Tuesday, June 1, 2010

Flint Crime: Is the City a Prisoner to Budget Shortfalls?

Would crime go down in Flint if the city could afford to keep its jail open?


  1. Cities like Flint need a government bailout in exchange for making dramatic changes to city pension and healthcare plans.

    Yes, that means city workers would accept cuts for new and current workers to bring them inline with the rest of American workers. That would involve retirement matching funds while they are employed rather than paying them close to full salary and benefits while they are retired and living somewhere else.

    The state and federal government would create a trust to help fund the remaining pension and healthcare payments for retired workers.
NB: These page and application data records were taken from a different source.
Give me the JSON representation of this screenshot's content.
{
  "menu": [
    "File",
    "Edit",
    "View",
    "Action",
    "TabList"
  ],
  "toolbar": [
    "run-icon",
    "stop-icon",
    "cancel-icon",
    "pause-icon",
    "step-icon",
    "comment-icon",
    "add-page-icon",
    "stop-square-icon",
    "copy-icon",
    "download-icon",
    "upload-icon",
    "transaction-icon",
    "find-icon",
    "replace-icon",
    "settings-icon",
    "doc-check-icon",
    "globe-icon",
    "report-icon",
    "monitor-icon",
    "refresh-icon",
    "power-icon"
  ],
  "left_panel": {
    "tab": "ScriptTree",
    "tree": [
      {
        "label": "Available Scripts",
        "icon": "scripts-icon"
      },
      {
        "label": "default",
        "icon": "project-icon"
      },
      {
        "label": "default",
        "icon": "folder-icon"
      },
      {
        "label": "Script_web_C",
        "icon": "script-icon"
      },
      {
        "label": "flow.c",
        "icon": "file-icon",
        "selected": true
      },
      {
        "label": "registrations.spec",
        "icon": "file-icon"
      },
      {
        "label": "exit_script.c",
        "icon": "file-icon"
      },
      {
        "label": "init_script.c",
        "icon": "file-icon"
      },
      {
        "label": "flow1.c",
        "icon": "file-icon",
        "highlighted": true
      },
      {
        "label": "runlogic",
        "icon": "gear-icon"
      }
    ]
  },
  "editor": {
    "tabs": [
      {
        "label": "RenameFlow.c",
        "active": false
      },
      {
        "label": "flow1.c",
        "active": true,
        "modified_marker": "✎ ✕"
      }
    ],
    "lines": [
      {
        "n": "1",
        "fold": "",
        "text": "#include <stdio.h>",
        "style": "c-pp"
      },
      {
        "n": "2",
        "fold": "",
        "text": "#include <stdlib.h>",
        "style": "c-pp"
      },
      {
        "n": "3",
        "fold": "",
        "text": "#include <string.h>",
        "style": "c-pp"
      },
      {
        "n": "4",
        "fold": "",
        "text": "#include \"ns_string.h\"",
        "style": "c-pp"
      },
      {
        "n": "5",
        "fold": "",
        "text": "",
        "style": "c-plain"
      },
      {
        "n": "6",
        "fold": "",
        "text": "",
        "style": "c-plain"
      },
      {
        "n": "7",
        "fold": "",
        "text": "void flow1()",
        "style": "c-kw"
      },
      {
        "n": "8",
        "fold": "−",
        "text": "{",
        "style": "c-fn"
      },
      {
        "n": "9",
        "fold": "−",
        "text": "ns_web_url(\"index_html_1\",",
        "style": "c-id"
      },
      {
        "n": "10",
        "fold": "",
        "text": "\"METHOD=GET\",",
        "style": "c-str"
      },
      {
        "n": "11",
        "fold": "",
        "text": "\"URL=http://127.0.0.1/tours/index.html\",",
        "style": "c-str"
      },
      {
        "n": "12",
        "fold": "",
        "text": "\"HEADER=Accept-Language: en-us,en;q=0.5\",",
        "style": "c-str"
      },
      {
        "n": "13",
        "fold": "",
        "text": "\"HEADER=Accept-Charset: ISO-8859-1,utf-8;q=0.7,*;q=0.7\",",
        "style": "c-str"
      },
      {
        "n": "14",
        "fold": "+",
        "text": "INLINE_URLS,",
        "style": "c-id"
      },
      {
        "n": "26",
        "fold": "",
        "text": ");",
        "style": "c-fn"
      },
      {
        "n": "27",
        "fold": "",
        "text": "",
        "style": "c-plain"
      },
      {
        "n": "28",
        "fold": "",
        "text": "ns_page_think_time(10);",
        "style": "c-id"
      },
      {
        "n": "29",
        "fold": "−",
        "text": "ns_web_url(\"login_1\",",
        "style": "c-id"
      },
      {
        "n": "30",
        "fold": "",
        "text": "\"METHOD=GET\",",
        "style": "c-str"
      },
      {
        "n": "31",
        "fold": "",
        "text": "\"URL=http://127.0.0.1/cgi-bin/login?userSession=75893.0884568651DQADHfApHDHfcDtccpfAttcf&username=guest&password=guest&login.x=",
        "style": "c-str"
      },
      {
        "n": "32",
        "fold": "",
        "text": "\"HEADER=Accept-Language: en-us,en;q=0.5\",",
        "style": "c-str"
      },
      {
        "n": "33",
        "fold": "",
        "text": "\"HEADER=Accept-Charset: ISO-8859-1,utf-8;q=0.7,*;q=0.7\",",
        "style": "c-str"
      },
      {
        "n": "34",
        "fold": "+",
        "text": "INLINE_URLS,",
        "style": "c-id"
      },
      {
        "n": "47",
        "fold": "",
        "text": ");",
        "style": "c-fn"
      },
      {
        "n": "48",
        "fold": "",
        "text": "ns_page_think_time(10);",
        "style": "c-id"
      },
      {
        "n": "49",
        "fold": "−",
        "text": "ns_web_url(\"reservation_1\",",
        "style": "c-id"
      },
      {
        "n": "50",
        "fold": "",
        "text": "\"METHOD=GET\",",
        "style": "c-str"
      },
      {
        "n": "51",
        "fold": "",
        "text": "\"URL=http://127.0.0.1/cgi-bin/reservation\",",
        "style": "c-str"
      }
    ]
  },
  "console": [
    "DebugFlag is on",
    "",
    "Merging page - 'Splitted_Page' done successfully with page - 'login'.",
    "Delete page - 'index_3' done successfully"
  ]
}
The state and fed would also help fund essential services for a finite amount of time to stabilize the city.

    City workers have a tough job, but it's simply not feasible given the economic condition of Flint and the rest of America to continue to get these outsized retirement packages. Sorry.

    Likewise, it's unconscionable for the rest of the country to sit back and watch places like Flint implode. Yes, I'll say it, the rest of the country owes Flint some help. We are a single nation, after all, and we should help out our fellow Americans.

    And if patriotism doesn't work, keep in mind that the situation is Flint and places like it is dragging down the rest of the country. It costs America money to have a place like Flint implode.

    And regardless of what you think of Dayne Walling, stop blaming him for this. He's got to balance the budget. What the hell is he supposed to do? He can't lay off every city worker, which is what it would take to try and solve Flint's budget problems through cuts. Flint needs a huge infusion of Federal money and systematic changes to solve the problems long term.

  2. No, having more jail cells wouldn't do much to fix the crime rate.

    A decrease in city and suburban drug use would help the most, because Flint's gangs make their money off drug distribution. A lot of the violent crime is "business competition". A lot of the property crime is dopers supporting their habits.


Thanks for commenting. I moderate comments, so it may take a while for your comment to appear. You might enjoy my book about Flint called "Teardown: Memoir of a Vanishing City," a Michigan Notable Book for 2014 and a finalist for the 33rd Annual Northern California Book Award for Creative NonFiction. Filmmaker Michael Moore described Teardown as "a brilliant chronicle of the Mad Maxization of a once-great American city." More information about Teardown is available at www.teardownbook.com.